◆ Source information
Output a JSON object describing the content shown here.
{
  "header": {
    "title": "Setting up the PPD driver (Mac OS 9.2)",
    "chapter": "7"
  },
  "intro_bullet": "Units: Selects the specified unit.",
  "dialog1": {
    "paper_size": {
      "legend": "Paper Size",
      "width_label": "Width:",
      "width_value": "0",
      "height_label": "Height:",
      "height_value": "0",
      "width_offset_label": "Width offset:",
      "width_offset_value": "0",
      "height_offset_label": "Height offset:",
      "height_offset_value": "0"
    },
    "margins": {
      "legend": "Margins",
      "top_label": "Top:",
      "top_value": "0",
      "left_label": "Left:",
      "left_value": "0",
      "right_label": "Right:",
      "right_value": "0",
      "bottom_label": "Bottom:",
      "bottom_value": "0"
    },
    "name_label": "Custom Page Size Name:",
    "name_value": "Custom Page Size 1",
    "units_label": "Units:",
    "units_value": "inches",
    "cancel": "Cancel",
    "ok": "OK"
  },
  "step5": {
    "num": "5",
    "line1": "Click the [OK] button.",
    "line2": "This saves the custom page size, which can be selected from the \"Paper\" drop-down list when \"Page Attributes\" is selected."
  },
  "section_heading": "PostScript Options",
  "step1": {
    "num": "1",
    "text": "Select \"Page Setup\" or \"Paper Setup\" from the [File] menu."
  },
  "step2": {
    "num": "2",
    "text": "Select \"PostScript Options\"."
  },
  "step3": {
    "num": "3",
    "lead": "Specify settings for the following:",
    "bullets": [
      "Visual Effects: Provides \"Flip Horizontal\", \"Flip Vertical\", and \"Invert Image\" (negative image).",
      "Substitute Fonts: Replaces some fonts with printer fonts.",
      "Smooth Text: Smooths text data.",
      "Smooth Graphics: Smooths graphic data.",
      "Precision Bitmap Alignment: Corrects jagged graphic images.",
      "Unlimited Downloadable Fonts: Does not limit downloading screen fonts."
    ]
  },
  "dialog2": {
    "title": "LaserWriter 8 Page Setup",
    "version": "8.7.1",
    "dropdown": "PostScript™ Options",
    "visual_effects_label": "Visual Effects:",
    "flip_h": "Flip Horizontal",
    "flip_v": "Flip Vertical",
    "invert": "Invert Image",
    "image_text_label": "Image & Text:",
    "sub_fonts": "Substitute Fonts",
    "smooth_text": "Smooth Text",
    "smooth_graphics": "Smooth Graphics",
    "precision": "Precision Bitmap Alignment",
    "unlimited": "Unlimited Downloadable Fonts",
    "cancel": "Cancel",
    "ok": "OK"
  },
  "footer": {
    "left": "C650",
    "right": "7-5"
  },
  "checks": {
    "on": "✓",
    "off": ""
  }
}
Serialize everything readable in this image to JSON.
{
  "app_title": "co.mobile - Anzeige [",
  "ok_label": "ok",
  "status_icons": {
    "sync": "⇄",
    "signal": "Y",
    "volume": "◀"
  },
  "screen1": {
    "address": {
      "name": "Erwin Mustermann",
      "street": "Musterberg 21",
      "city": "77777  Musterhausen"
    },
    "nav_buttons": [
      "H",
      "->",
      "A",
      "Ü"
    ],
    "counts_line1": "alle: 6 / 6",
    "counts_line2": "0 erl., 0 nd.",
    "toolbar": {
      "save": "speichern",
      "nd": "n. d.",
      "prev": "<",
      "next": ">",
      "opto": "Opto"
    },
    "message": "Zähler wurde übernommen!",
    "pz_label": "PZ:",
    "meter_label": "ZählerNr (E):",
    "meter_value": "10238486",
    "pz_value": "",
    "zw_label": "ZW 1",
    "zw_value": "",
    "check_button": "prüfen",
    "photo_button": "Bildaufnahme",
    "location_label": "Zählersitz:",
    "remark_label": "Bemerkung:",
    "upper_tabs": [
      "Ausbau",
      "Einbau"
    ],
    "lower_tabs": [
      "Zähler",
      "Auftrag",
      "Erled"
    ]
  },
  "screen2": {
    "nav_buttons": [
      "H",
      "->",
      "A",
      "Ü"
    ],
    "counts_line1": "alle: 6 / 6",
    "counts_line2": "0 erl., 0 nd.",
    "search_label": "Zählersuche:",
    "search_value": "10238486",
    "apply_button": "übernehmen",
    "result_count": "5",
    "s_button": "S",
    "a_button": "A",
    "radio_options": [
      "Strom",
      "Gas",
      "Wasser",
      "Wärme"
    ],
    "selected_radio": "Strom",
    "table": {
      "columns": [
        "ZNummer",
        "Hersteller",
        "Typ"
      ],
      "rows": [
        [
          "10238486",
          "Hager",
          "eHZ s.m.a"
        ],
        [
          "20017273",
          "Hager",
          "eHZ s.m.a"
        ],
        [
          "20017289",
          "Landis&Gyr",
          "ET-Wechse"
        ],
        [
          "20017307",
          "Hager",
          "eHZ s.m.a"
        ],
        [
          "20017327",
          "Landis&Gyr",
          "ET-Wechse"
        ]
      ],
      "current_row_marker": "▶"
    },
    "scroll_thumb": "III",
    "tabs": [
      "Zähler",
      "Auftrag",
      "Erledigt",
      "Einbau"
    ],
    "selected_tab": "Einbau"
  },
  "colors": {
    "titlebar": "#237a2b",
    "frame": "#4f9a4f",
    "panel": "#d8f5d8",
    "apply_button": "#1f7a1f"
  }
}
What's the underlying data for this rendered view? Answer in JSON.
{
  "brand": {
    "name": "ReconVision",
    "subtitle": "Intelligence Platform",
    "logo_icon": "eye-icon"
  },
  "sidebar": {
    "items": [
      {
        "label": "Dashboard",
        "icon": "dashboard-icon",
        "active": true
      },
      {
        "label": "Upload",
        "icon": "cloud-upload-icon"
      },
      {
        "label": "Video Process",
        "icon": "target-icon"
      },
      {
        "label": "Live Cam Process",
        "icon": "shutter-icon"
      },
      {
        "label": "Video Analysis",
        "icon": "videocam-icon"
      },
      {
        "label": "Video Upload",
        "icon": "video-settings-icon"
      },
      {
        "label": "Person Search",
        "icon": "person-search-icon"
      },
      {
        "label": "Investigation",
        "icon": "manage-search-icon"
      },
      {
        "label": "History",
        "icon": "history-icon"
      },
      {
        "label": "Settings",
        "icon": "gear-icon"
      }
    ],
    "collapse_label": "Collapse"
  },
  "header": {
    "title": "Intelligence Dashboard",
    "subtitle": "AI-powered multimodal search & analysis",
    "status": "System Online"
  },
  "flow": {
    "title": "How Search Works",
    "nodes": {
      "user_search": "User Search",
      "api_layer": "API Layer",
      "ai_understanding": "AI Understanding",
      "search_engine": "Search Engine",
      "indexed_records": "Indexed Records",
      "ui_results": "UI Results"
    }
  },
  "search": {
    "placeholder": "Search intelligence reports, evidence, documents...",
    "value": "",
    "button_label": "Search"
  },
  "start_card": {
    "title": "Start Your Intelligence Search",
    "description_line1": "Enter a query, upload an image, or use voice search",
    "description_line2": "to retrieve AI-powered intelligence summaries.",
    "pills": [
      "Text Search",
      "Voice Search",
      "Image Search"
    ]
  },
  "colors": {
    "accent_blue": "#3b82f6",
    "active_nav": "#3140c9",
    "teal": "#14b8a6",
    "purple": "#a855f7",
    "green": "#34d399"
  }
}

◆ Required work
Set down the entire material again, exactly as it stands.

◆ Result of the exercise
Output a JSON object describing the content shown here.
{
  "header": {
    "title": "Setting up the PPD driver (Mac OS 9.2)",
    "chapter": "7"
  },
  "intro_bullet": "Units: Selects the specified unit.",
  "dialog1": {
    "paper_size": {
      "legend": "Paper Size",
      "width_label": "Width:",
      "width_value": "0",
      "height_label": "Height:",
      "height_value": "0",
      "width_offset_label": "Width offset:",
      "width_offset_value": "0",
      "height_offset_label": "Height offset:",
      "height_offset_value": "0"
    },
    "margins": {
      "legend": "Margins",
      "top_label": "Top:",
      "top_value": "0",
      "left_label": "Left:",
      "left_value": "0",
      "right_label": "Right:",
      "right_value": "0",
      "bottom_label": "Bottom:",
      "bottom_value": "0"
    },
    "name_label": "Custom Page Size Name:",
    "name_value": "Custom Page Size 1",
    "units_label": "Units:",
    "units_value": "inches",
    "cancel": "Cancel",
    "ok": "OK"
  },
  "step5": {
    "num": "5",
    "line1": "Click the [OK] button.",
    "line2": "This saves the custom page size, which can be selected from the \"Paper\" drop-down list when \"Page Attributes\" is selected."
  },
  "section_heading": "PostScript Options",
  "step1": {
    "num": "1",
    "text": "Select \"Page Setup\" or \"Paper Setup\" from the [File] menu."
  },
  "step2": {
    "num": "2",
    "text": "Select \"PostScript Options\"."
  },
  "step3": {
    "num": "3",
    "lead": "Specify settings for the following:",
    "bullets": [
      "Visual Effects: Provides \"Flip Horizontal\", \"Flip Vertical\", and \"Invert Image\" (negative image).",
      "Substitute Fonts: Replaces some fonts with printer fonts.",
      "Smooth Text: Smooths text data.",
      "Smooth Graphics: Smooths graphic data.",
      "Precision Bitmap Alignment: Corrects jagged graphic images.",
      "Unlimited Downloadable Fonts: Does not limit downloading screen fonts."
    ]
  },
  "dialog2": {
    "title": "LaserWriter 8 Page Setup",
    "version": "8.7.1",
    "dropdown": "PostScript™ Options",
    "visual_effects_label": "Visual Effects:",
    "flip_h": "Flip Horizontal",
    "flip_v": "Flip Vertical",
    "invert": "Invert Image",
    "image_text_label": "Image & Text:",
    "sub_fonts": "Substitute Fonts",
    "smooth_text": "Smooth Text",
    "smooth_graphics": "Smooth Graphics",
    "precision": "Precision Bitmap Alignment",
    "unlimited": "Unlimited Downloadable Fonts",
    "cancel": "Cancel",
    "ok": "OK"
  },
  "footer": {
    "left": "C650",
    "right": "7-5"
  },
  "checks": {
    "on": "✓",
    "off": ""
  }
}
Serialize everything readable in this image to JSON.
{
  "app_title": "co.mobile - Anzeige [",
  "ok_label": "ok",
  "status_icons": {
    "sync": "⇄",
    "signal": "Y",
    "volume": "◀"
  },
  "screen1": {
    "address": {
      "name": "Erwin Mustermann",
      "street": "Musterberg 21",
      "city": "77777  Musterhausen"
    },
    "nav_buttons": [
      "H",
      "->",
      "A",
      "Ü"
    ],
    "counts_line1": "alle: 6 / 6",
    "counts_line2": "0 erl., 0 nd.",
    "toolbar": {
      "save": "speichern",
      "nd": "n. d.",
      "prev": "<",
      "next": ">",
      "opto": "Opto"
    },
    "message": "Zähler wurde übernommen!",
    "pz_label": "PZ:",
    "meter_label": "ZählerNr (E):",
    "meter_value": "10238486",
    "pz_value": "",
    "zw_label": "ZW 1",
    "zw_value": "",
    "check_button": "prüfen",
    "photo_button": "Bildaufnahme",
    "location_label": "Zählersitz:",
    "remark_label": "Bemerkung:",
    "upper_tabs": [
      "Ausbau",
      "Einbau"
    ],
    "lower_tabs": [
      "Zähler",
      "Auftrag",
      "Erled"
    ]
  },
  "screen2": {
    "nav_buttons": [
      "H",
      "->",
      "A",
      "Ü"
    ],
    "counts_line1": "alle: 6 / 6",
    "counts_line2": "0 erl., 0 nd.",
    "search_label": "Zählersuche:",
    "search_value": "10238486",
    "apply_button": "übernehmen",
    "result_count": "5",
    "s_button": "S",
    "a_button": "A",
    "radio_options": [
      "Strom",
      "Gas",
      "Wasser",
      "Wärme"
    ],
    "selected_radio": "Strom",
    "table": {
      "columns": [
        "ZNummer",
        "Hersteller",
        "Typ"
      ],
      "rows": [
        [
          "10238486",
          "Hager",
          "eHZ s.m.a"
        ],
        [
          "20017273",
          "Hager",
          "eHZ s.m.a"
        ],
        [
          "20017289",
          "Landis&Gyr",
          "ET-Wechse"
        ],
        [
          "20017307",
          "Hager",
          "eHZ s.m.a"
        ],
        [
          "20017327",
          "Landis&Gyr",
          "ET-Wechse"
        ]
      ],
      "current_row_marker": "▶"
    },
    "scroll_thumb": "III",
    "tabs": [
      "Zähler",
      "Auftrag",
      "Erledigt",
      "Einbau"
    ],
    "selected_tab": "Einbau"
  },
  "colors": {
    "titlebar": "#237a2b",
    "frame": "#4f9a4f",
    "panel": "#d8f5d8",
    "apply_button": "#1f7a1f"
  }
}
What's the underlying data for this rendered view? Answer in JSON.
{
  "brand": {
    "name": "ReconVision",
    "subtitle": "Intelligence Platform",
    "logo_icon": "eye-icon"
  },
  "sidebar": {
    "items": [
      {
        "label": "Dashboard",
        "icon": "dashboard-icon",
        "active": true
      },
      {
        "label": "Upload",
        "icon": "cloud-upload-icon"
      },
      {
        "label": "Video Process",
        "icon": "target-icon"
      },
      {
        "label": "Live Cam Process",
        "icon": "shutter-icon"
      },
      {
        "label": "Video Analysis",
        "icon": "videocam-icon"
      },
      {
        "label": "Video Upload",
        "icon": "video-settings-icon"
      },
      {
        "label": "Person Search",
        "icon": "person-search-icon"
      },
      {
        "label": "Investigation",
        "icon": "manage-search-icon"
      },
      {
        "label": "History",
        "icon": "history-icon"
      },
      {
        "label": "Settings",
        "icon": "gear-icon"
      }
    ],
    "collapse_label": "Collapse"
  },
  "header": {
    "title": "Intelligence Dashboard",
    "subtitle": "AI-powered multimodal search & analysis",
    "status": "System Online"
  },
  "flow": {
    "title": "How Search Works",
    "nodes": {
      "user_search": "User Search",
      "api_layer": "API Layer",
      "ai_understanding": "AI Understanding",
      "search_engine": "Search Engine",
      "indexed_records": "Indexed Records",
      "ui_results": "UI Results"
    }
  },
  "search": {
    "placeholder": "Search intelligence reports, evidence, documents...",
    "value": "",
    "button_label": "Search"
  },
  "start_card": {
    "title": "Start Your Intelligence Search",
    "description_line1": "Enter a query, upload an image, or use voice search",
    "description_line2": "to retrieve AI-powered intelligence summaries.",
    "pills": [
      "Text Search",
      "Voice Search",
      "Image Search"
    ]
  },
  "colors": {
    "accent_blue": "#3b82f6",
    "active_nav": "#3140c9",
    "teal": "#14b8a6",
    "purple": "#a855f7",
    "green": "#34d399"
  }
}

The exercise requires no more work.